Mathematical Association of America

19,000 members
Education staff lead: Linda Braddy,
The mission of the MAA is "to advance the mathematical sciences, especially at the collegiate level."

This mission guides our core interests:

  • Education: We support learning in the mathematical sciences by encouraging effective curriculum, teaching, and assessment at all levels.
  • Research: We support research, scholarship, and its exposition at all appropriate levels and venues, including research by undergraduates.
  • Professional Development: We provide resources and activities that foster scholarship, professional growth, and cooperation among teachers, other professionals, and students.
  • Public Policy: We influence institutional and public policy through advocacy for the importance, uses, and needs of the mathematical sciences.
  • Public Appreciation: We promote the general understanding and appreciation of mathematics. We encourage students of all ages, particularly those from underrepresented groups, to pursue activities and careers in the mathematical sciences.

Improving undergraduate education is central to our mission. It is one of our five core interests and has a considerable impact on how we interpret the other core interests, especially with regard to professional development.

MAA has been shaping the undergraduate mathematics curriculum since 1953 when it founded the Committee on the Undergraduate Program, the predecessor to the Committee on the Undergraduate Program in Mathematics (CUPM, http:/ and the Committee on the Teaching of Undergraduate Mathematics (CTUM). These committees have produced regular reports such as the CUPM Curriculum Guide 2004 (http:// and CTUM Guidlines for the Profession (

Since 1994, MAA has been running Project NExT, New Experiences in Teaching (, a professional development program for new or recent PhD's in the mathematical sciences.

MAA also regular faculty workshops under its PREP (PRofessional Enhancement Programs, Many of these focus on undergraduate mathematics education.

Premier Contribution to Faculty Development

Project NExT

Project NExT has been run since 1994, serving almost 1500 new faculty in the mathematical sciences, not counting the many regional spin-offs that offer greater access for faculty who cannot get to national meetings. About 80 Project NExT Fellows are selected each year. Fellows meet three times over a little more than a year and in conjunction with the national summer and winter meetings of MAA. It addresses all aspects of an academic career: improving the teaching and learning of mathematics, engaging in research and scholarship, and participating in professional activities. It also provides the participants with a network of peers and mentors as they assume these responsibilities.

There has not been a systematic study of its effect on the profession, but the bonds of Project NExT, expressed through active listserves and gatherings at national meetings, have continued for many of its fellows ever since their initial participation.
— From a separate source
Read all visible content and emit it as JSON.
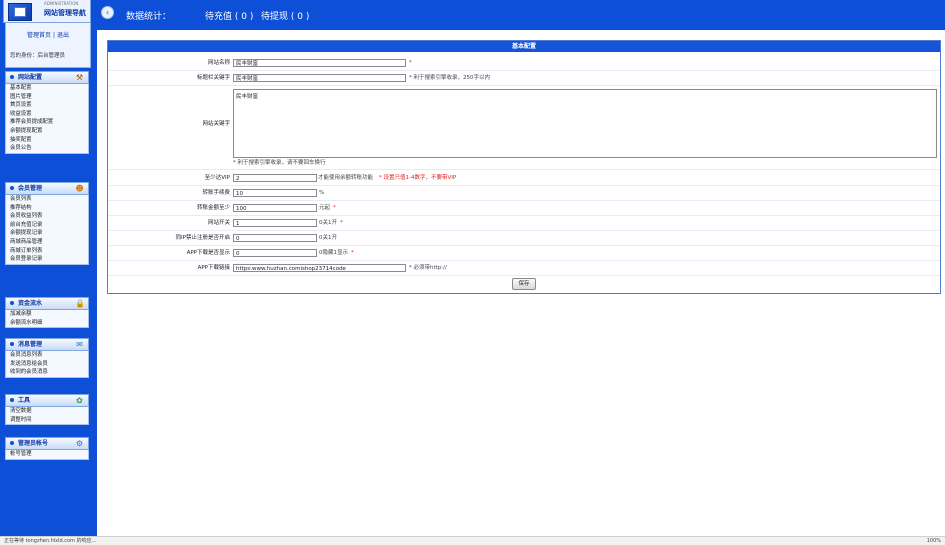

Much of the leadership of MAA, including its President-Elect, have been Project NExT Fellows.

See links from the project NExT website:

Additional Undergraduate Education Activities of MAA